--- TASK ---
In how many lines of the records does "this" appear? Answer with one number.

=-=-=

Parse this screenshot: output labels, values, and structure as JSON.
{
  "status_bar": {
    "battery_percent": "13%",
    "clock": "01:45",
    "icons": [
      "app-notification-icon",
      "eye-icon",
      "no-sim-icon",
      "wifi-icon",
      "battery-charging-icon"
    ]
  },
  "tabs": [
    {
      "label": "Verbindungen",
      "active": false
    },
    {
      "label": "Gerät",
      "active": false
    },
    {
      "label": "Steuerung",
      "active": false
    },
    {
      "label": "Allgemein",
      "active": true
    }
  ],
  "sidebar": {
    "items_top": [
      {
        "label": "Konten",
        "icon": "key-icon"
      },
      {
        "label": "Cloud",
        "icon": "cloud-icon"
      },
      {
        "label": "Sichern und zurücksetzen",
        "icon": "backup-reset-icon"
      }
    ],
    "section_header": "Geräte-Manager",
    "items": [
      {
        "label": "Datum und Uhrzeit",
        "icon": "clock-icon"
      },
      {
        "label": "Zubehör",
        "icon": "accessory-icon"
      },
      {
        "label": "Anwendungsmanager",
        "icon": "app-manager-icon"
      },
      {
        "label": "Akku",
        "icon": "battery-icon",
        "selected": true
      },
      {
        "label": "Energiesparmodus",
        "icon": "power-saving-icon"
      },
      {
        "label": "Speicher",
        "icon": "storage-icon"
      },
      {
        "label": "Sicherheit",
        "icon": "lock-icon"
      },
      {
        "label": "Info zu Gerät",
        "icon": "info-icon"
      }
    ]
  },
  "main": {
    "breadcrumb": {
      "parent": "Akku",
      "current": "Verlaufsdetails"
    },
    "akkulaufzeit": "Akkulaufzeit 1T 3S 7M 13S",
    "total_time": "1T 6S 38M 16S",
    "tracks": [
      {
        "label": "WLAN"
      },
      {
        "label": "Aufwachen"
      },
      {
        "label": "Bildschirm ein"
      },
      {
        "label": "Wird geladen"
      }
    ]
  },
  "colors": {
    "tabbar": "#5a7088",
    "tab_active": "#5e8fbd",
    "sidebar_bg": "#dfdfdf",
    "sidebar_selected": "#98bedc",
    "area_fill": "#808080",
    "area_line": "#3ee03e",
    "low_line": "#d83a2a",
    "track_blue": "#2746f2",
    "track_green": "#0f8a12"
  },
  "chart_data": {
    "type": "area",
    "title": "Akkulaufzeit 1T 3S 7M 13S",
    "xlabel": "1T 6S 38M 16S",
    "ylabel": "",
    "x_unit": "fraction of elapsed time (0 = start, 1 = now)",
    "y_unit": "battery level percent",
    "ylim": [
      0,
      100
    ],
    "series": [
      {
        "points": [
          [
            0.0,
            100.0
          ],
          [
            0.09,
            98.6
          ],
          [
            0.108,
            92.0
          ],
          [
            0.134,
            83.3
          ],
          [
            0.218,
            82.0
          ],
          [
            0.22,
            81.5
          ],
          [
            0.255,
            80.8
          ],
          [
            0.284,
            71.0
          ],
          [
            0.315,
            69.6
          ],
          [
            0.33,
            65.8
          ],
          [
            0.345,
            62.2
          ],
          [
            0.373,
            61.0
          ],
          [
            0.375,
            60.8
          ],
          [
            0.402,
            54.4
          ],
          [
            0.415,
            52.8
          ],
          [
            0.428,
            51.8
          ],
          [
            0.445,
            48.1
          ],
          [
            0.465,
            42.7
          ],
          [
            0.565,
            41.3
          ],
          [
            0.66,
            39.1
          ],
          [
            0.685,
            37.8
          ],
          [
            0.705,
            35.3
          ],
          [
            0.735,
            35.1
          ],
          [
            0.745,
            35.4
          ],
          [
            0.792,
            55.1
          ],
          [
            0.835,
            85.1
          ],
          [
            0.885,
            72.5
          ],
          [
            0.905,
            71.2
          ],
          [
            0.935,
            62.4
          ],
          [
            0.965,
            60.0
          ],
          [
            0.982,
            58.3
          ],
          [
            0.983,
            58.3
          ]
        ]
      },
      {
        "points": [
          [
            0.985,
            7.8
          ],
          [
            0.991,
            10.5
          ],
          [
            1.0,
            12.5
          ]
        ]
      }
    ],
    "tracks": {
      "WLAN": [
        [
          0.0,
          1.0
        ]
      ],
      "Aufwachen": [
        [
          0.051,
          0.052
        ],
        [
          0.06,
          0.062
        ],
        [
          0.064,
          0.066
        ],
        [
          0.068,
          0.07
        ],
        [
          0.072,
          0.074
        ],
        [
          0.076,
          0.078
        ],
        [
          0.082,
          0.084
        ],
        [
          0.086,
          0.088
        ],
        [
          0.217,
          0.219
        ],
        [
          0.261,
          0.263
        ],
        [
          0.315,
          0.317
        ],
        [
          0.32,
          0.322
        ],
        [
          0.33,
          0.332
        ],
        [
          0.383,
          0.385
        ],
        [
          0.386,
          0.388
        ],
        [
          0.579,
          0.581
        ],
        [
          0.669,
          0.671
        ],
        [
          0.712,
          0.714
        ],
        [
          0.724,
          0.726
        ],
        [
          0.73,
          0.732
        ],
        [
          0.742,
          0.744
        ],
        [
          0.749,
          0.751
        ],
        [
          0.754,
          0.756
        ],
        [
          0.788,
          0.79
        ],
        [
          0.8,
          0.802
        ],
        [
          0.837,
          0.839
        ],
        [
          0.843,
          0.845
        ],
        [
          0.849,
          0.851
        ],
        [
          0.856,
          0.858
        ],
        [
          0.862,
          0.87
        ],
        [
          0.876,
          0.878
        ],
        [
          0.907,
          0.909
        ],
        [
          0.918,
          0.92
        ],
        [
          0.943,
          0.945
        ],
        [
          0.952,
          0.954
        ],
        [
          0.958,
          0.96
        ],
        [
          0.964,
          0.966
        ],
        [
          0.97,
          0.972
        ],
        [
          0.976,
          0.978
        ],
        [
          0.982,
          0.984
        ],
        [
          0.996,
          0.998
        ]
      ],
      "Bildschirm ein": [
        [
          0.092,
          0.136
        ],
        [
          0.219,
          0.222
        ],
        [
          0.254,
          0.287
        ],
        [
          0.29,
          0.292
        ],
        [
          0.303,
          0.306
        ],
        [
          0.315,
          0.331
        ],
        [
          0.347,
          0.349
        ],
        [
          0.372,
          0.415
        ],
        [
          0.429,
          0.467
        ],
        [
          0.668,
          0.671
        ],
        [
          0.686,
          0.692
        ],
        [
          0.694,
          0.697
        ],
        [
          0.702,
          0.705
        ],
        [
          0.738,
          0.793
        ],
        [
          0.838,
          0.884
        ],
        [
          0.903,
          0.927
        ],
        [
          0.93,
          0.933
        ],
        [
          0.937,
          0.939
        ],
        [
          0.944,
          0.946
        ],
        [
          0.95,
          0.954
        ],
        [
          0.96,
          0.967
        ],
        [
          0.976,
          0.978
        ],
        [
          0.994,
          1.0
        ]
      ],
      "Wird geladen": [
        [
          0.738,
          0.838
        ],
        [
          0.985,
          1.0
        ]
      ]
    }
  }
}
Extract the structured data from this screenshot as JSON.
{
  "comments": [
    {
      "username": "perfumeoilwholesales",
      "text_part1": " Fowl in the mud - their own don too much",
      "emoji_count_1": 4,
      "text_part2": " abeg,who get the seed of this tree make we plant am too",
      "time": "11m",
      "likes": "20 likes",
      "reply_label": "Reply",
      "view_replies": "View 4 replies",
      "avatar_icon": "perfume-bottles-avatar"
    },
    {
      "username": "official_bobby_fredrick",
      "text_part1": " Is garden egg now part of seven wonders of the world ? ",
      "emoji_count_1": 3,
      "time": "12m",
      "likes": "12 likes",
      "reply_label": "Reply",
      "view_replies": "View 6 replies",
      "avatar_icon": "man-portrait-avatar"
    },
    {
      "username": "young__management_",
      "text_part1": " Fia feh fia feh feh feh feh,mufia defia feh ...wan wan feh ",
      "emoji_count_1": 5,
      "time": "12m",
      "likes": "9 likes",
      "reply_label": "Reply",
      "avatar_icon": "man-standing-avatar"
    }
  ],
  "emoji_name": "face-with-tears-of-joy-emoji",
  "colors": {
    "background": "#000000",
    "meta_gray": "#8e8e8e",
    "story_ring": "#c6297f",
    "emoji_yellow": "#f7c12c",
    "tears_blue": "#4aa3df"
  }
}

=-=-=

--- RESULT ---
3